Anthony Bourdain vs. Paula Deen: A Recap
A lot of gauntlets have been thrown these past few weeks in the world of food criticism. Alan Richman used his monthly GQ review to rant about the state of service in restaurants (and go on a tangent about sexual harassment accusations), Hannah Raskin of Seattle Weekly questioned the need for food critics at all and Anthony Bourdain said some harsh words about Southern food maven Paula Deen, who fired back.
To recap: Bourdain is not a fan of Deen's cooking. He told TV Guide she was "the worst, most dangerous person to America." Deen responded, claiming, "You know, not everybody can afford to pay $58 for prime rib or $650 for a bottle of wine. My friends and I cook for regular families who worry about feeding their kids and paying the bills . . . It wasn’t that long ago that I was struggling to feed my family, too."
Bourdain says stuff like this all the time, he's deliberately hyperbolic and comedic about it, and he is even sick of his own rants. Despite that Bourdain in fact had said nothing new, the comments he made to TV Guide have snowballed due in no small part to the pickup from the New York Post, and now everyone seems to need to weigh in on the state of food snobbery.
In the New York Times, former restaurant critic and current op-ed columnist Frank Bruni devoted a column to it, "Unsavory Culinary Elitism." He criticized Bourdain's choice of words, "...treating Deen, Lee & Co. with anything that smacks of moralizing and snobbery isn’t likely to move them or their audience toward healthier eating. It’s apt to cook up resentment. And we’ve got enough ill will and polarization in our politics. Let’s not set a place for them at the table."

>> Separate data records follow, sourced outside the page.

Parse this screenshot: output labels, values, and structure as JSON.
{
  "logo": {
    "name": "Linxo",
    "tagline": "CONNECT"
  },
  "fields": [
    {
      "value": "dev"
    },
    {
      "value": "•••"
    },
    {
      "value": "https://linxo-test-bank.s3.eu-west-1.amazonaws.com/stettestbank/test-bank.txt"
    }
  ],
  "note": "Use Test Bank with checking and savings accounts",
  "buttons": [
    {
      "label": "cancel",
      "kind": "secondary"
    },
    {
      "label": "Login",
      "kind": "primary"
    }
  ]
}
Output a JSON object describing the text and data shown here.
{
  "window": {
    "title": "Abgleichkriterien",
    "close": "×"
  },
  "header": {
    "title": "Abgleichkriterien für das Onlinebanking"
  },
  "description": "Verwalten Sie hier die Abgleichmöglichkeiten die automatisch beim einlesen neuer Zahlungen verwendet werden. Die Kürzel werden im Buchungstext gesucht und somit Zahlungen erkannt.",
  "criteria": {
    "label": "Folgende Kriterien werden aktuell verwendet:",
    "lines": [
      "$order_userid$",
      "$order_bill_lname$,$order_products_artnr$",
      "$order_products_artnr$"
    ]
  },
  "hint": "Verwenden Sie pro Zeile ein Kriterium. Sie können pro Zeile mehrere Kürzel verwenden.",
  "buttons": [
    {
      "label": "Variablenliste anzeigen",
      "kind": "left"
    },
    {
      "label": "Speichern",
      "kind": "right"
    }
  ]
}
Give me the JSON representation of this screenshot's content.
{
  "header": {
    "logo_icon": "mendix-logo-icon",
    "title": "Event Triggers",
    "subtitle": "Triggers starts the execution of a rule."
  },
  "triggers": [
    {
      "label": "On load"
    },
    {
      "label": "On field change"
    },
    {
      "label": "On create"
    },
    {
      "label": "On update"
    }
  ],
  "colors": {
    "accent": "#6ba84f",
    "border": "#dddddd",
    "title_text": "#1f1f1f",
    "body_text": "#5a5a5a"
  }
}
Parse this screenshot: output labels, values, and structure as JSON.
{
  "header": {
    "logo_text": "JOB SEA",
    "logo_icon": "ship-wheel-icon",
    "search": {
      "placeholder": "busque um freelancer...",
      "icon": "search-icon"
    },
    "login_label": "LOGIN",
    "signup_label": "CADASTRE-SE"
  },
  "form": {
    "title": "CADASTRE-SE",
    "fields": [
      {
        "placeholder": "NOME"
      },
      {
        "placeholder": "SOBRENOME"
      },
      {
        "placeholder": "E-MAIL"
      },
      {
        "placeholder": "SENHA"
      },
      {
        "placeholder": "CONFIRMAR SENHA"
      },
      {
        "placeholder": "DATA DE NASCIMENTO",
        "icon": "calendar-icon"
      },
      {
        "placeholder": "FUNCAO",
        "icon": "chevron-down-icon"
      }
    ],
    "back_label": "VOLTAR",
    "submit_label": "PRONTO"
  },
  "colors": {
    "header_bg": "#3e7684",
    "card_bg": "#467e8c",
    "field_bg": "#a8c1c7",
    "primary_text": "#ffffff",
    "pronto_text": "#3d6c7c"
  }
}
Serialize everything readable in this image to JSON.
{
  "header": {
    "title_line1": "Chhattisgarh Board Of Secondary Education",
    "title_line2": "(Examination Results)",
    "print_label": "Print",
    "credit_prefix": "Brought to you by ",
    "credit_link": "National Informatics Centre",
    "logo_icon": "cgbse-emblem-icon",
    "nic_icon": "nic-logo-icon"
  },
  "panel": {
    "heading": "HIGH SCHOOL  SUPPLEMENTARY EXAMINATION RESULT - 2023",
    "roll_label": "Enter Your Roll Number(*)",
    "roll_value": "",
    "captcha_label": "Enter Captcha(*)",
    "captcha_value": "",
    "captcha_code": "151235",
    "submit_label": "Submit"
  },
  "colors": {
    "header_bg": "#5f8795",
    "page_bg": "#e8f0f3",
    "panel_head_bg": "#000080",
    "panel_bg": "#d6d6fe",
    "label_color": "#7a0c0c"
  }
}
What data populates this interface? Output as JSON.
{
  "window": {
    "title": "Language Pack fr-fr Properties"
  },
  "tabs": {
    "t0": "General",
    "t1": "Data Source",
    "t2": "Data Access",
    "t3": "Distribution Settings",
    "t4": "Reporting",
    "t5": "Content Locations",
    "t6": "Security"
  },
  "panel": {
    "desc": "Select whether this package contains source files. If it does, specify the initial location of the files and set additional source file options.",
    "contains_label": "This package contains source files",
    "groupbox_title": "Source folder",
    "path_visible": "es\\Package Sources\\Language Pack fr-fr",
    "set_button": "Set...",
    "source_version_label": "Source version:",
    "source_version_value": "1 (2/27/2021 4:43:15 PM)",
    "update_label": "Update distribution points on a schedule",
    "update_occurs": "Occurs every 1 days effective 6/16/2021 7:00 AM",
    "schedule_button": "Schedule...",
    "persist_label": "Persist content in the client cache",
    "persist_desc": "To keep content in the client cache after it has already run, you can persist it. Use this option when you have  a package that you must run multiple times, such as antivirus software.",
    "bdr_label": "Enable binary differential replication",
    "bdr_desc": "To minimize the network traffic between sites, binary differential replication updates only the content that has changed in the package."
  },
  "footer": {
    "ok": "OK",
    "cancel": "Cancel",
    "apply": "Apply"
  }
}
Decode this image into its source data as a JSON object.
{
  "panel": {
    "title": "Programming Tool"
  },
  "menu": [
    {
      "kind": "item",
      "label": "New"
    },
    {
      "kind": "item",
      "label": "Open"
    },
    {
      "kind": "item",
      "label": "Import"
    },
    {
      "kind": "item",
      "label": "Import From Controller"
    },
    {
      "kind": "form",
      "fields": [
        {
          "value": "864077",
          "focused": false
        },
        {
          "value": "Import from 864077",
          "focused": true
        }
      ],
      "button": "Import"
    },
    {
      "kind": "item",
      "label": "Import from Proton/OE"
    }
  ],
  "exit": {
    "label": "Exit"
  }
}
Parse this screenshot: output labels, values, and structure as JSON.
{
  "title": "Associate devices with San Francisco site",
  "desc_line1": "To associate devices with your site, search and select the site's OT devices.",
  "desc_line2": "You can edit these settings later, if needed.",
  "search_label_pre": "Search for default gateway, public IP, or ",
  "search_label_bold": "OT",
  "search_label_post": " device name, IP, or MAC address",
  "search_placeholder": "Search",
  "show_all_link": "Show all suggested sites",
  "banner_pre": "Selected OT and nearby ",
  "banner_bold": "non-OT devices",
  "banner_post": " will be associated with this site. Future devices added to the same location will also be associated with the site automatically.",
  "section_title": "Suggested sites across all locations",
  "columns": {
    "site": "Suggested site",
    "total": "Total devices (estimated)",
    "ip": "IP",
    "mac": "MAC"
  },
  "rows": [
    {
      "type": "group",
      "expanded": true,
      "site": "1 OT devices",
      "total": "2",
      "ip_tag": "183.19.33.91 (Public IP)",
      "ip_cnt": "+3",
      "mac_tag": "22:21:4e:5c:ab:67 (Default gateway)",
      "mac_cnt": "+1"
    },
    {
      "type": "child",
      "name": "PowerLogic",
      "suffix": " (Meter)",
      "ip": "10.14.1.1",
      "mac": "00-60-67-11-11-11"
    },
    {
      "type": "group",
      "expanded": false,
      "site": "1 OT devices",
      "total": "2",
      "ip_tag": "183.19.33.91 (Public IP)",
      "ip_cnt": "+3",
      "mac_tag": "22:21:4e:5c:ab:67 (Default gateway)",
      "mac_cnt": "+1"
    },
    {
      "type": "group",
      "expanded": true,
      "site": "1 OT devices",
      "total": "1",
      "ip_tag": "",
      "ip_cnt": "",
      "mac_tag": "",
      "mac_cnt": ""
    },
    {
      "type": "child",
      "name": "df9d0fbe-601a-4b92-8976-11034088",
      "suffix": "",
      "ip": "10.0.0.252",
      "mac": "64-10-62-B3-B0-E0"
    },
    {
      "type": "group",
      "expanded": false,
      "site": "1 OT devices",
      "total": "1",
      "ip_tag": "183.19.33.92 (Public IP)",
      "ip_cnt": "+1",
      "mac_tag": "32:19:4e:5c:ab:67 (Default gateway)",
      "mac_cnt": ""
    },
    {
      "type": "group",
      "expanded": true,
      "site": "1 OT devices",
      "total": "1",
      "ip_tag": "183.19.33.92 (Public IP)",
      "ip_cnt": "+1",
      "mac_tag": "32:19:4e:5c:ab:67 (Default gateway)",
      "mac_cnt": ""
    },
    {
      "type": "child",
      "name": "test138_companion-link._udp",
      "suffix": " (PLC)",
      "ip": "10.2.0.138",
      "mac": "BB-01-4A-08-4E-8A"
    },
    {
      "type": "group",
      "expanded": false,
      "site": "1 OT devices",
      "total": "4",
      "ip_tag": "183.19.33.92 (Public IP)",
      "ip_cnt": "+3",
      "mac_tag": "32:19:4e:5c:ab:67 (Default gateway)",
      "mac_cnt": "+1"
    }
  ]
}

On Twitter, Bourdain confessed that Bruni had "many good points," though he also re-tweeted the Village Voice's take. Rebecca Marx argued, in a piece very much worth reading, "Deen is no less a member of the culinary aristocracy than Bourdain -- they just belong to country clubs with different rules."
Andrew Zimmern and friend of Bourdain's also weighed in, summarizing, "Tony is one of the most caring, kind, loving people I know but he is painted as a cold-hearted cynic. And, Paula probably cooks less of the food she is famous for now than she used to."
In the Atlantic, food writer Jane Black suggests that Food Network stars may be the exact people needed to bridge the gap between food elitists and the Paula Deen demographic. "Many Americans actually like to cook and a growing number want to learn. What if the magic ingredient to changing the way we eat turned out to be Paula Deen after all?"
At least mostly everyone, food snob or not, can agree about one overarching facet: there is still massive change needed to fix our food system and the way people eat. Now we just have to figure out how to do it.